“In the future, everyone will be world-famous for 15 minutes,” said Andy Warhol. Actually, no, he didn’t. But Warhol suggested to photographer Nat Finkelstein that everyone wanted to be famous, to which Finkelstein added, “yeah, for 15 minutes.” It’s a slightly different meaning. (The idea first appeared in its well-known form in a 1968 program for a Warhol exhibition in Sweden.)
Is it true that everyone wants to be famous? It’s certainly true that Andy Warhol wanted to, and for much longer than 15 minutes. Like the hardest-working YouTube celebrity today, he didn’t wait to be discovered but set about making it happen himself.
But while he achieved pop art stardom in the 60s, Warhol truly longed to be on TV, a dream that took a little longer to materialize. His first program, a New York public-access interview show, debuted in 1979, then a second version in 1980 (see Richard Berlin interview Frank Zappa on Andy Warhol’s T.V. in 1983). Over a period of four years, he brought on a host of major celebrities, but attracted a necessarily limited audience.

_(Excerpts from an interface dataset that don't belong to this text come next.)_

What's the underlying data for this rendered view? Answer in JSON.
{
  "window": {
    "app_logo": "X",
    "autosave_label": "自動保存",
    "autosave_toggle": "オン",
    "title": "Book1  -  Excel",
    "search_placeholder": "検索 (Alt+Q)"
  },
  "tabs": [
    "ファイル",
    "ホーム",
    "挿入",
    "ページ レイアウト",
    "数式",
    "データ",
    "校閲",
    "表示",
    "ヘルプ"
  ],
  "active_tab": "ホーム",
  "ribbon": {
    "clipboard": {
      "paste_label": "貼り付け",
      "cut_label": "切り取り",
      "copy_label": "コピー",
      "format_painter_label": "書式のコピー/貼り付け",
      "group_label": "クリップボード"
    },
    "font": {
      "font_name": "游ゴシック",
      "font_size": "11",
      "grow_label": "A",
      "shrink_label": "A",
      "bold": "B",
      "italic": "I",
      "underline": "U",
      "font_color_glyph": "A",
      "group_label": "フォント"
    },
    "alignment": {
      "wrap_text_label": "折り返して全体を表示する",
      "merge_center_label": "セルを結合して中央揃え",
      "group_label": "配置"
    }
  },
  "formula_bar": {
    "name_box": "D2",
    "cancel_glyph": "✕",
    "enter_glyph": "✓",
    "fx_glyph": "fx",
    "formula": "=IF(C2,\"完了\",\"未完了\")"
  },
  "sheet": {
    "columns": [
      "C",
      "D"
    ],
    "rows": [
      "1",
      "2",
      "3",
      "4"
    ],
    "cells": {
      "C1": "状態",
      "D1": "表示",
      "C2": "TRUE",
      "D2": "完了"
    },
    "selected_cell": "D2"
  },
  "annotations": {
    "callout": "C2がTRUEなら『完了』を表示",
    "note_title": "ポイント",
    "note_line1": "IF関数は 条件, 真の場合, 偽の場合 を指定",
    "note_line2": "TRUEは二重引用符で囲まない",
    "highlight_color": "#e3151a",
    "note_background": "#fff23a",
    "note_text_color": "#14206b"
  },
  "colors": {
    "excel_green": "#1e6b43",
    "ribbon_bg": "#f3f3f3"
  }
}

In ’81, Warhol finally got a mainstream TV break when he “made his way to NBC,” notes Alexxa Gotthardt, “with a series of spots for Saturday Night Live…. Warhol’s foray into television allowed him to become even more of a celebrity himself.” His persistent efforts paid dividends when he joined the nascent 1985 MTV lineup with one of its first non-music-video shows, Andy Warhol’s Fifteen Minutes.
As you can see in the promo at the top of the post, the show promised a “ride downtown” and a “ride to the wild side.” It did not disappoint. A sort of postmodern variety show, the program “put everybody together,” explains Andy Warhol Museum curator Geralyn Huxley, “The high and the low. The rich and the famous. The struggling artists and the rising stars.” Just above, you can see Ian McKellen recite Shakespeare while garage rockers the Fleshtones play some psychedelic grooves behind him.
Above, see Debbie Harry interview Courtney Love, “a flamboyant rising star,” just come from the success of Sid and Nancy. Further down, the Ramones bitch about the state of rock and roll in 1987, then play “Bonzo Goes to Bitburg,” a scathing response to Ronald Reagan’s disturbing visit to Germany on the 40th anniversary of V‑E Day. (The song contains the line, “You’re a politician don’t become one of Hitler’s children.”) These are but a tiny sampling of the many hundreds of artists who traipsed through the soundstage of Warhol’s show: dozens of people appeared in a single episode—as many as 30 guests in some of the later shows.
Running for two years, until his death in 1987, Andy Warhol’s Fifteen Minutes introduced millions of people to the artist in just the way he’d always wanted. “More and more kids were watching MTV,” says his producer Vincent Fremont. “I don’t know if they knew that Andy was a famous artist, but to them he was certainly a television personality.” And on TV, Warhol wrote in 1975, a person “has all the space anyone could ever want, right there in the television box.” If you’re Andy Warhol, you also have all the celebrity guests anyone could ever want.
See a complete list of the five episodes that aired between 1985 and 1987—full of stars, rising stars, and scores of fascinating unknowns—at Warholstars.org.